Many have felt the sting of a bee, tropical fire ant or a centipede. However, one thing Kim Johnson hopes West Hawaii residents will avoid is the electrifying pain of a little fire ant.
Johnson has felt this long-lasting burning sensation more than once since discovering six weeks ago the stinging red ant, Wasmania auropunctata, at her 3-acre Left Coast Farm in Honaunau. She showed some scars and burns Tuesday following the Kona Coffee Farmers Association’s Coffee Talk in Kainaliu.
Michelle Montgomery, an invasive ant research technician with the Hilo-based Hawaii Ant Lab, told of the dire implications of this tiny ant; its effects on residents, pets, wildlife and those in the agriculture industry; as well as how to detect and control it.
Native to Central and South America, this barely 1/16-inch-long ant has detrimentally infested areas around the world, particularly tropical and subtropical places in the Pacific. Transported to new sites, usually in potted plant and other materials, including mulch and rubbish, these ants can become a serious nuisance. They will infest house lots, gardens, forests, agricultural fields, beaches or parks. Coffee farmers may see stunted growth, fruit spoilage and premature fruit . It also may be difficult to find pickers and prune.
Then there are the quarantine issues, preventing the shipment of commodities, Montgomery said. “This is something you need to take seriously,” she said. “It can devastate your business.”
Their stings burn strongly and itch intensely for weeks and they pose potential danger through allergic reactions. The stings are also known to harm animals, including livestock, and multiple stings can cause clouded corneas, blindness or death, Montgomery said.
“The little fire ant is considered one of the nastiest ant species because of its biology and cryptic nature,” Montgomery said.
Little fire ants do not compete between their small colonies. Instead, they are interconnected, forming three-dimensional super colonies. The ants share resources, as well as cooperate in taking over areas with shade and moisture. They’re found in plants of all sizes, located high and low, and have a preference for banana plants, ti and palms. Little fire ants will also out-compete other ant species and insects for food and resources, she said.
First noticed in 1999 at a Hawaiian Paradise Park nursery in Puna, the state Department of Agriculture enforced quarantine regulations to halt the pest’s spread.
Little fire ants have spread from the east side to at least eight sites on the west side. The Left Coast Farm detection is the first time the pest was found on coffee land. So far, the highest elevation ants have been found is 2,000 feet, Montgomery said. It is likely there are other unreported infested sites, located higher and in West Hawaii, she added.
Commonly used in fire ant control are baits laced with a slow-acting toxin.
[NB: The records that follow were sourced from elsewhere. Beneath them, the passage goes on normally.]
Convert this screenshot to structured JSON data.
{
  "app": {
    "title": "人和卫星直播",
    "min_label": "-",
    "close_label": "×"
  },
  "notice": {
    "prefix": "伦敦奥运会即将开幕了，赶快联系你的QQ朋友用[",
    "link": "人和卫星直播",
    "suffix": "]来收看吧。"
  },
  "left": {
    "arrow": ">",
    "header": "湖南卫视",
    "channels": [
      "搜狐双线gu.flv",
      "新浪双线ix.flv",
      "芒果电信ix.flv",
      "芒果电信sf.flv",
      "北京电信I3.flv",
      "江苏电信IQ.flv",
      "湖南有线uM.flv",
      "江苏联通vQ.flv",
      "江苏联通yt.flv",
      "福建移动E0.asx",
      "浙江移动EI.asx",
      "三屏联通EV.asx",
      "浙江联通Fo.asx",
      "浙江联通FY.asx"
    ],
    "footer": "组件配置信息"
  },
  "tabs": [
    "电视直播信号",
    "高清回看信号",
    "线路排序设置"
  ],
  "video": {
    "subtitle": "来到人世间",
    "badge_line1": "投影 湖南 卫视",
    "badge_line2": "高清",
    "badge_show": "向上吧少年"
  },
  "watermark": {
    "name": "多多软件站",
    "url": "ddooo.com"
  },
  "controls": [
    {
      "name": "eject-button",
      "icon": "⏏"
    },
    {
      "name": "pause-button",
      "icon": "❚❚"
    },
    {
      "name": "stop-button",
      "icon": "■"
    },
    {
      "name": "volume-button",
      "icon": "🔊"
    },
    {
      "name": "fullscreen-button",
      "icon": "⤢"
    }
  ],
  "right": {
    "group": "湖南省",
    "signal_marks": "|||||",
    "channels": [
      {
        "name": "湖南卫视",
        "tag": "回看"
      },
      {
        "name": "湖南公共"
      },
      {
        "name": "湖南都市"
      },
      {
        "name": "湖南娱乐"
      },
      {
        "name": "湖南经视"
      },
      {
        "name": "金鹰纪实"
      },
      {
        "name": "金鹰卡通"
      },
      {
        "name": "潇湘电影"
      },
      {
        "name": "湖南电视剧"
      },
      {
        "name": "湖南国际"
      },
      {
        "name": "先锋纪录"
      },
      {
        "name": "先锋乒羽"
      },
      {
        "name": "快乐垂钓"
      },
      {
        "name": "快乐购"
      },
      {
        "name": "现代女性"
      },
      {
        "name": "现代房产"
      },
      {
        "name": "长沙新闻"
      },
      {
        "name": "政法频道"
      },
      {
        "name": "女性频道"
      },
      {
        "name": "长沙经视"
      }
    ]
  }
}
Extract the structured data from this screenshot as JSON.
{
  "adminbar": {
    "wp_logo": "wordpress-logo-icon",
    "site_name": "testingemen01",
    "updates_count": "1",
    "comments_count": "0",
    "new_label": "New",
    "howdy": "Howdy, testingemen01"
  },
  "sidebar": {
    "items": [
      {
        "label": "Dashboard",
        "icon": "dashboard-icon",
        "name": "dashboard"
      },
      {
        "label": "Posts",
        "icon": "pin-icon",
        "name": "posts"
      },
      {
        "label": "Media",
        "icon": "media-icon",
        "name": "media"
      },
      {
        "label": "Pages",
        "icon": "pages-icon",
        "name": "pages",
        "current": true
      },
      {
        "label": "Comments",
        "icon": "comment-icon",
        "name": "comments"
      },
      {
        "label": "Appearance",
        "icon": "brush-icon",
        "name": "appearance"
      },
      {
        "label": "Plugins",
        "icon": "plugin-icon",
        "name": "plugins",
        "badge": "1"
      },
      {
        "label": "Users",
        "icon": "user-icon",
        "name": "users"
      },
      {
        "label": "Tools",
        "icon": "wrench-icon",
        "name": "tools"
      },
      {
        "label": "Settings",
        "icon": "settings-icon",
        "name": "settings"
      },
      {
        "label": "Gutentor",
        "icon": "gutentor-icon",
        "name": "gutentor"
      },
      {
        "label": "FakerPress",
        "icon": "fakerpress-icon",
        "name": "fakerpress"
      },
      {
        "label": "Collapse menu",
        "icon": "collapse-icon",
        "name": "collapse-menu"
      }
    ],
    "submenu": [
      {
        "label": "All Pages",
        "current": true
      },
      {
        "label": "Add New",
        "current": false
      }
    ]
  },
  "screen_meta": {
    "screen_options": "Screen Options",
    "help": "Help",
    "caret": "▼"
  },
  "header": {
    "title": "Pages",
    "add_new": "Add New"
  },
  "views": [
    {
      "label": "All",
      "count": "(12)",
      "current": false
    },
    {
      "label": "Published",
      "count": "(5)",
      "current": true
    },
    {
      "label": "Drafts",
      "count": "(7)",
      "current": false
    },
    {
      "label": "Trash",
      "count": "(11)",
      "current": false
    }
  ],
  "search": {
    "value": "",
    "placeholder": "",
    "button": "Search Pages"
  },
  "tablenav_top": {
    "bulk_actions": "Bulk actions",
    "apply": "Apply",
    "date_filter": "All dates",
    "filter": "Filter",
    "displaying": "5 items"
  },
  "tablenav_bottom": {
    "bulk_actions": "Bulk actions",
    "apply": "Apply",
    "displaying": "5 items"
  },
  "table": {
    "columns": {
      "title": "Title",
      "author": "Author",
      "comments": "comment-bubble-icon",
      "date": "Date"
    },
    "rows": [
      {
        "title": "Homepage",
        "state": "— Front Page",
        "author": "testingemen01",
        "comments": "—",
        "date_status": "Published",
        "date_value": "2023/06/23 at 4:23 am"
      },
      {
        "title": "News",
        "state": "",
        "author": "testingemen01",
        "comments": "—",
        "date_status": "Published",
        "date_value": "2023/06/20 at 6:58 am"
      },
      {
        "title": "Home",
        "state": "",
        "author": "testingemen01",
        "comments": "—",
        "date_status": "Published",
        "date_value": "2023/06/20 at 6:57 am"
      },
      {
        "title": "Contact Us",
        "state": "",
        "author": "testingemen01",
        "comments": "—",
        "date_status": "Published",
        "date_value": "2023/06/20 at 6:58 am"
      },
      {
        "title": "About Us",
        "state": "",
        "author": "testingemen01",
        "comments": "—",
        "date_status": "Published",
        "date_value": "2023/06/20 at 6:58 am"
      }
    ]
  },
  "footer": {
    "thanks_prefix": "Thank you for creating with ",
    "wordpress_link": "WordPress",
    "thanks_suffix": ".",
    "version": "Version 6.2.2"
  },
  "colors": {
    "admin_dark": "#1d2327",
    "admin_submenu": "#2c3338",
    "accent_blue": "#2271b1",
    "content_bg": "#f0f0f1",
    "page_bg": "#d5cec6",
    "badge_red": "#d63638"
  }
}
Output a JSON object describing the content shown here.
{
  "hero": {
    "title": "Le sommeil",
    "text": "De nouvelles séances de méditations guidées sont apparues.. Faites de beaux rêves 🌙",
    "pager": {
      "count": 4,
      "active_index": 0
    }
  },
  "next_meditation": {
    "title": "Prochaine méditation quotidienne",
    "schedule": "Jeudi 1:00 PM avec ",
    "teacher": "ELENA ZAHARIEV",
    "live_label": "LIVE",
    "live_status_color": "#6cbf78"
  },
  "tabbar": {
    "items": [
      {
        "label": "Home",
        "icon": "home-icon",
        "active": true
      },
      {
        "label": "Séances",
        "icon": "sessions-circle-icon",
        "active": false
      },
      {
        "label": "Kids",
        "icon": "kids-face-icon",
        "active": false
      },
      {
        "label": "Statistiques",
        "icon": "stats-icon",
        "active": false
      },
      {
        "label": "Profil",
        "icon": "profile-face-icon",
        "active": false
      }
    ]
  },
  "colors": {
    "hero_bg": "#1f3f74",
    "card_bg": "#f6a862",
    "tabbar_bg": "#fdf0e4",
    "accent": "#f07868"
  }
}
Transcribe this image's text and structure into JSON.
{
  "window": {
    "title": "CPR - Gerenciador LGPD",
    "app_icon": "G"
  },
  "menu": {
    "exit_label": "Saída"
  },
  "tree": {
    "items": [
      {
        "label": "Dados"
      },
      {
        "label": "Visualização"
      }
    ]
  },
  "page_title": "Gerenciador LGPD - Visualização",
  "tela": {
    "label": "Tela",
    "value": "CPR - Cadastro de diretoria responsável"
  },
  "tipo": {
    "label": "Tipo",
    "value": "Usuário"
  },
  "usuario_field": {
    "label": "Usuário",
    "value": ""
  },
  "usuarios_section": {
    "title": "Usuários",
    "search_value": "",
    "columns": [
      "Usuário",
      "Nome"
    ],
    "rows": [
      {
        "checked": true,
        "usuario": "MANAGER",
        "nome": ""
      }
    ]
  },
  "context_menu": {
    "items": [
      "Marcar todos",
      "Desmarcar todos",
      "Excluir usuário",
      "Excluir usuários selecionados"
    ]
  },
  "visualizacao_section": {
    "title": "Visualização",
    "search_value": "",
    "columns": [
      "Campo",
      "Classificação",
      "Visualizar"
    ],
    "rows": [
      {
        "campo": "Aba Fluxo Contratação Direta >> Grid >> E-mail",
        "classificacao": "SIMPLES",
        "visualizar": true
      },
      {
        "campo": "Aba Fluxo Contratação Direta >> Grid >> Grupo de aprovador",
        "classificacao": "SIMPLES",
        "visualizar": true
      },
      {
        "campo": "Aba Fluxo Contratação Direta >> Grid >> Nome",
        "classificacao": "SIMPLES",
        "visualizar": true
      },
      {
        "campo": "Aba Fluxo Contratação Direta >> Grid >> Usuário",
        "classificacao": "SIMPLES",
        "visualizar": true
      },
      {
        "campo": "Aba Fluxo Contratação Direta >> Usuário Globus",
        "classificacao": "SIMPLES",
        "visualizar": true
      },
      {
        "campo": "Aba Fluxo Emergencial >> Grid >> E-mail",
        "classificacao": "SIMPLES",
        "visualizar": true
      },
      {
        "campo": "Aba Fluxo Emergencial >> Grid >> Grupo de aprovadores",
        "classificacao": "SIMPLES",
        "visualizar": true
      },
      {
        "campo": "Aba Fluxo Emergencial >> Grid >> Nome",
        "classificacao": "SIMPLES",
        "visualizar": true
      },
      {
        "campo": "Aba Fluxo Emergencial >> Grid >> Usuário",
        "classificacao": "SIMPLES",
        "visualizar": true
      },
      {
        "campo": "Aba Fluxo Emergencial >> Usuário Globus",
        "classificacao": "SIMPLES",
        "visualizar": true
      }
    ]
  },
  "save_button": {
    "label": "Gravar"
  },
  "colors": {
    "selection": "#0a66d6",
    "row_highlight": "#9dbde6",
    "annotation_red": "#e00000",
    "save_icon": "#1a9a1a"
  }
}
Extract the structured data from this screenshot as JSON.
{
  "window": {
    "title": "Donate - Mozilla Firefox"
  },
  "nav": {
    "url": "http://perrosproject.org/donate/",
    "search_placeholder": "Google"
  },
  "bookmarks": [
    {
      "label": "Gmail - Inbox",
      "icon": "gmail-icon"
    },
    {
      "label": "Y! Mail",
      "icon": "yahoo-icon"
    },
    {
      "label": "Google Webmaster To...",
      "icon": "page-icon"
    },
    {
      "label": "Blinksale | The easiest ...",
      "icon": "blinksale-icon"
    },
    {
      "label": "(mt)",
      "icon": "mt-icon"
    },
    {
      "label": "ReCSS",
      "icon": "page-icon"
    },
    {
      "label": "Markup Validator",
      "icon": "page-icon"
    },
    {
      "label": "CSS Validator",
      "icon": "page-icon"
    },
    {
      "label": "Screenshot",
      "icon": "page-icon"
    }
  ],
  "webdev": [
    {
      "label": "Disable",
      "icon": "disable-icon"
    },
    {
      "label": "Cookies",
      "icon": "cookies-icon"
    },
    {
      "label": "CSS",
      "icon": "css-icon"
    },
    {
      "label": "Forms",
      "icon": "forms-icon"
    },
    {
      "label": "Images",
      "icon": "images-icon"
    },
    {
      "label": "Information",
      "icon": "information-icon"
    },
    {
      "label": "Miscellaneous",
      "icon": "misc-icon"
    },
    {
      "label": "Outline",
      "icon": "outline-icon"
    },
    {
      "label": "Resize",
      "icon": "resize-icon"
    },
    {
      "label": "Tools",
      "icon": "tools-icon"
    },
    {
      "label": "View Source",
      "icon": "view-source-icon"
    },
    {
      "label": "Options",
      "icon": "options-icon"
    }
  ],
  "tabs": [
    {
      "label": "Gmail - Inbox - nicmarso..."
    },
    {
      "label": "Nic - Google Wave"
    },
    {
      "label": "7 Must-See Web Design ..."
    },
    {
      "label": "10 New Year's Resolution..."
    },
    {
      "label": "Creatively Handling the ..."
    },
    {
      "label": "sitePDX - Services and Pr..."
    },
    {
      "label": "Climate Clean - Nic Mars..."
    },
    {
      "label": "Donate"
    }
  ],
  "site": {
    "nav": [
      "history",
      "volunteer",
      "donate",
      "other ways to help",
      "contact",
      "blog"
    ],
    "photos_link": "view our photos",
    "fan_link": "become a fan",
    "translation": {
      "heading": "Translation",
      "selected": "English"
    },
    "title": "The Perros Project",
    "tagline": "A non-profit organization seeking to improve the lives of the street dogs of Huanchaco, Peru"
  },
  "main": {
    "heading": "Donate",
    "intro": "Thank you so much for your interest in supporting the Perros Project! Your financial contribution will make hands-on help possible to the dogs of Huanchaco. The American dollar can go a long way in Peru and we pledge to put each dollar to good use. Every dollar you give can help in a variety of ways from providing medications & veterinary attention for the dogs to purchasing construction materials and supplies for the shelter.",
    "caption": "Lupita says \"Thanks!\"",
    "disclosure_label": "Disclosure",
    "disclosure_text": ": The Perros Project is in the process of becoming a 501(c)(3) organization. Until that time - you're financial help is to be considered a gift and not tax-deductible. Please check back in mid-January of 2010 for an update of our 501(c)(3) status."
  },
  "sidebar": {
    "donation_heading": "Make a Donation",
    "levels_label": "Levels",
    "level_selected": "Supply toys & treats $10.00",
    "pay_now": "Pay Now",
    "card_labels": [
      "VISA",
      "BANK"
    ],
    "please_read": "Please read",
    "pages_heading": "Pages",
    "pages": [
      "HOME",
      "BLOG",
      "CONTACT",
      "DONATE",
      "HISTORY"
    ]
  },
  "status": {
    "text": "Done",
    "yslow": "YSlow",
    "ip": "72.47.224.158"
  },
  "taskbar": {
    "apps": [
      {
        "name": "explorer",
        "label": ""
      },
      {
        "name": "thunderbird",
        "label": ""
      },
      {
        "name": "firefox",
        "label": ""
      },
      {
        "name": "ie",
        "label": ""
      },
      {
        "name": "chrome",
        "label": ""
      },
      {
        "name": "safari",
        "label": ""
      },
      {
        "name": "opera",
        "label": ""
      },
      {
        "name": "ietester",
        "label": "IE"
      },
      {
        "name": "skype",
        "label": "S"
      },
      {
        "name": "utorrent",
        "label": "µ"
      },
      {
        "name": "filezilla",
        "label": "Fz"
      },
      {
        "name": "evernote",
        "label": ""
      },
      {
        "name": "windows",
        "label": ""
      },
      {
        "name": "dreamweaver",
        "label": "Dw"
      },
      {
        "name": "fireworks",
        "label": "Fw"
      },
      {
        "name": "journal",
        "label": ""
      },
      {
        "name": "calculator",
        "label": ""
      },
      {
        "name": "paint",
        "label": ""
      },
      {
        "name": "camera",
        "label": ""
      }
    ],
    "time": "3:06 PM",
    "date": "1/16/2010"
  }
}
Of those available and tested for their effectiveness, Amdro, Probait and Maxforce are the most attractive to little fire ants. However, these baits cannot be used on food crops. Extinguish Pro and Esteem can be used on food crops, but ants aren’t interested in these baits. Other drawbacks are the slow-working, granulated baits can take awhile to work and lose effectiveness with moisture. Also, ants don’t eat solids; they consume liquids, Montgomery said.
Hawaii Ant Lab developed a bait matrix called HAL gel bait, with the active ingredient Tango, a pesticide containing methoprene that regulates insect growth. It prevents insect larvae from completing the pupation process and it also prevents the queen’s egg production. Though not organic, Tango is used for insect control in food crops, produces results in two to three months, and is considered one of the safest insecticides available, Montgomery said.
The gel bait recipe is available at littlefireants.com. Little globs should be sprayed over the ground and infested area every four to six weeks for a year, she added.